Democrats and the Hillary Clinton campaign are pushing back hard against the investigation being conducted by the House Select Committee on Benghazi. They claim that its goal is to thwart Clinton’s White House presidential bid.
But as Bloomberg View’s Eli Lake asserts in a new report, the Clinton camp has only the Obama administration to blame for the special panel’s creation.
Despite what Democrats argue now, the special committee was created well before Clinton had announced her presidential bid. It was also created before anyone knew that she used a personal email account and private server as secretary of state. On top of that, House GOP leadership resisted the idea up until it was revealed in April 2014 that the Obama administration had withheld smoking gun emails from the House Oversight Committee.
As Lake notes, House Speaker John Boehner resisted the creation of a special panel for nearly 18 months. Five investigations had already been conducted and found no strong evidence confirming many Republicans’ belief that the Obama administration spun the Sept. 11, 2012 attack as the result of spontaneous protests sparked by an Internet video called “Innocence of Muslims.”
Republicans believed that the administration failed to heed calls for more security at the consulate and that the attackers were affiliated with al-Qaida. They claimed that the Obama team spun the story for political purposes ahead of the November 2012 election.
Virginia Rep. Frank Wolf, who is now retired, pushed Boehner to create a special committee to investigate further.

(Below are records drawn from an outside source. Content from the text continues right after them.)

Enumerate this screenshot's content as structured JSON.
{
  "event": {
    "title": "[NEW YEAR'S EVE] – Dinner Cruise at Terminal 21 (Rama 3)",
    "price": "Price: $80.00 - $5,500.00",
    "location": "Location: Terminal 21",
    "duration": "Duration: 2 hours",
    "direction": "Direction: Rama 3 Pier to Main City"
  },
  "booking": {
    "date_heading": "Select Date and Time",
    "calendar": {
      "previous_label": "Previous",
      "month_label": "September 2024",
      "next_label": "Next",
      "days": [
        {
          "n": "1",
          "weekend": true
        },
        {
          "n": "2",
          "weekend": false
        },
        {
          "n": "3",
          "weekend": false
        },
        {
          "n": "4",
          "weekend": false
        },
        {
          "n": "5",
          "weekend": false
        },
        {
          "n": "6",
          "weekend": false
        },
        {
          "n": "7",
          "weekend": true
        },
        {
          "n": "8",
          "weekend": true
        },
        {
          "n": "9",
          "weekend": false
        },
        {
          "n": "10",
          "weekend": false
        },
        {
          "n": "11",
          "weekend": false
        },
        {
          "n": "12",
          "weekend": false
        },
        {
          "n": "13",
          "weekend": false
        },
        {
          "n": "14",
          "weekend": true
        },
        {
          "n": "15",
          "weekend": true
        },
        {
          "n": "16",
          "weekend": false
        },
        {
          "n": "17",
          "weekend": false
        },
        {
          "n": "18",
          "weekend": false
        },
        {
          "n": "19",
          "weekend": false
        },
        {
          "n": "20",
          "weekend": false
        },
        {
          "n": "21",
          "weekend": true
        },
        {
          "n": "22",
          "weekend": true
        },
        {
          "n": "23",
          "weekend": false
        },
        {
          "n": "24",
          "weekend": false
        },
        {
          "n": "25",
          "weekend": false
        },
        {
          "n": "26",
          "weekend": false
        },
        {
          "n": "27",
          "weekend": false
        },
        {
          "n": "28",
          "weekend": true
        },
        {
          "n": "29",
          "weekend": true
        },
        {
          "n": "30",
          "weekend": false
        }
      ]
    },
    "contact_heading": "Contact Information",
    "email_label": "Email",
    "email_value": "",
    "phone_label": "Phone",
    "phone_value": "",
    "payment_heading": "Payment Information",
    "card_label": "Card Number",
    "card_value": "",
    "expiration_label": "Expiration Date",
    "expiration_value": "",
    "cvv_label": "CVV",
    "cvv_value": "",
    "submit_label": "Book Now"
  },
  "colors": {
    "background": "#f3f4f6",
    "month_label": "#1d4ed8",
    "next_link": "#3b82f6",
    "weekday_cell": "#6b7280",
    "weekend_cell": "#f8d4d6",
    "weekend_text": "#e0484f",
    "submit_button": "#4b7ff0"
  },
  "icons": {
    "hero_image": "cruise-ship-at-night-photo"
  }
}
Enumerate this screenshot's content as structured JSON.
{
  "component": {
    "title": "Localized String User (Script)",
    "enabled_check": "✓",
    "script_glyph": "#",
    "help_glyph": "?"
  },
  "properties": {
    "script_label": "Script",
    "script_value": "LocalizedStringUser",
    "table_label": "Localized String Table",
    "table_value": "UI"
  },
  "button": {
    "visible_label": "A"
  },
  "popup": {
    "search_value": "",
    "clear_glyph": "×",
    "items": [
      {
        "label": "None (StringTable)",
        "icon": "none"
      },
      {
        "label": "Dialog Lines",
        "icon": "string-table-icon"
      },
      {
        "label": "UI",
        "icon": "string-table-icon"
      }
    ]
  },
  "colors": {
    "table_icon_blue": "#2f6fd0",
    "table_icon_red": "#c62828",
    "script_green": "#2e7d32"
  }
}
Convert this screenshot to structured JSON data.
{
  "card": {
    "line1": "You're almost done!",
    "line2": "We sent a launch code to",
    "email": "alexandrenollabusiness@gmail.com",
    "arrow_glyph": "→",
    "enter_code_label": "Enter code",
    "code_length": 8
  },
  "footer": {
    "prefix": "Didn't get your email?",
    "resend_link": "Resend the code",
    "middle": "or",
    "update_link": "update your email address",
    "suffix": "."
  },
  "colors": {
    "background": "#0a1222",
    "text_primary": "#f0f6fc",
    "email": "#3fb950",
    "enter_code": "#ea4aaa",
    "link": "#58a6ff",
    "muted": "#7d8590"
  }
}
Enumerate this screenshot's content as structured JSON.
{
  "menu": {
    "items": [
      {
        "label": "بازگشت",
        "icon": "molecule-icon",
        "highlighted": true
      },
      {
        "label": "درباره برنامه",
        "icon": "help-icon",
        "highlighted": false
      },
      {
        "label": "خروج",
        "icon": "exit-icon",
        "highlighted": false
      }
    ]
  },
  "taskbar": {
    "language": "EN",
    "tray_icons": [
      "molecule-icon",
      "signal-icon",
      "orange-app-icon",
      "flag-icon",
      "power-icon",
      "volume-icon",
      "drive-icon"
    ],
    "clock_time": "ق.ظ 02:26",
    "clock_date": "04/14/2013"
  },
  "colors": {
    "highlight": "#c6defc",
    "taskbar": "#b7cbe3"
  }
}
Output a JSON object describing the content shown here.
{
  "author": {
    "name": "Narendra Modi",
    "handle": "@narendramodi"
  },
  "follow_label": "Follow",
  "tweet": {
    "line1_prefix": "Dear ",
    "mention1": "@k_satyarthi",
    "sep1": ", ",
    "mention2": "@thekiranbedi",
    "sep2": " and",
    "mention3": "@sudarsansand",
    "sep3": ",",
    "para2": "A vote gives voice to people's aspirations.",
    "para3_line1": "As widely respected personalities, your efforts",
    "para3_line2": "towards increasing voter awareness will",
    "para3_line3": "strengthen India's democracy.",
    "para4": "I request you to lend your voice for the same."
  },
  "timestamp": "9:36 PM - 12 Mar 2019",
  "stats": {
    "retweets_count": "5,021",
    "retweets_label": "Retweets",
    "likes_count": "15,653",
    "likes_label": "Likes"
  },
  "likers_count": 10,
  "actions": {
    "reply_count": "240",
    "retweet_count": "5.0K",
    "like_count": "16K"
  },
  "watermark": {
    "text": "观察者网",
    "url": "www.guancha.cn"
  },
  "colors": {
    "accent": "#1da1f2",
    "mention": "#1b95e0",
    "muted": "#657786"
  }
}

He even drummed up enough votes to support the special panel, but Boehner declined to move forward.
But that all changed in April 2014 when the conservative watchdog group Judicial Watch obtained an email sent on Sept. 14, 2012 by Deputy Strategic Communications Adviser Ben Rhodes.
In the email, Rhodes provided talking points to White House press staff about an upcoming conference call to prepare Susan Rice, then the U.S. Ambassador to the UN. Rice was slated to appear on Sunday morning political talk shows to discuss the Benghazi attack, which left four Americans dead.
Rhodes urged them to “underscore that these protests are rooted in an Internet video, and not a broader failure of policy.”
The email undermined the White House’s claim that the CIA had provided the intelligence about the video cited by Rice during her Sept. 16 appearance on “Face the Nation.” During that interview, Rice said:
But based on the best information we have to date, what our assessment is as of the present is in fact what began spontaneously in Benghazi as a reaction to what had transpired some hours earlier in Cairo where, of course, as you know, there was a violent protest outside of our embassy — sparked by this hateful video.
When Judicial Watch released the Rhodes email last year, Utah Rep. Jason Chaffetz, the chairman of the House Committee on Oversight and Government Reform, said that “it demonstrates for the first time that the direction on the talking points came directly out of the White House.
South Carolina Sen. Lindsey Graham called the email a “smoking gun.”
Boehner appeared to agree, issuing a press release on May 2, 2014 announcing that the House would vote on establishing a special committee.
“The tipping point was when the speaker realized outside groups were getting more information through FOIA than Congress was getting through congressional subpoenas,” Boehner’s communications director, Kevin Smith, told Lake.
The House approved the committee, which is chaired by South Carolina Rep. Trey Gowdy.
The investigation has yielded impressive results, including the the discovery that Clinton used a private server as secretary of state to manage emails she sent from a personal email account. The home brew email system allowed Clinton to avoid turning her emails over in response to FOIA requests and congressional inquiries. She was finally forced by the State Department to hand over the emails in December, nearly two years after leaving office.
The discovery of the private email arrangement has led to other questions that go beyond the scope of Benghazi. Many have questioned whether it was intended to allow Clinton discuss work being carried out by her family’s nonprofit, the Clinton Foundation. The security of the system has also been called into question.
Clinton no doubt rejects the timeline of the committee’s creation. She and other Democrats have seized on House Majority Leader Kevin McCarthy’s comments last week tying the committee’s investigation to Clinton’s falling poll numbers.
On Monday, she issued a scathing rebuke of Committee Republicans who she accused of exploiting the deaths of the four Americans.
Her campaign began airing a TV ad on Tuesday using video of McCarthy’s comments.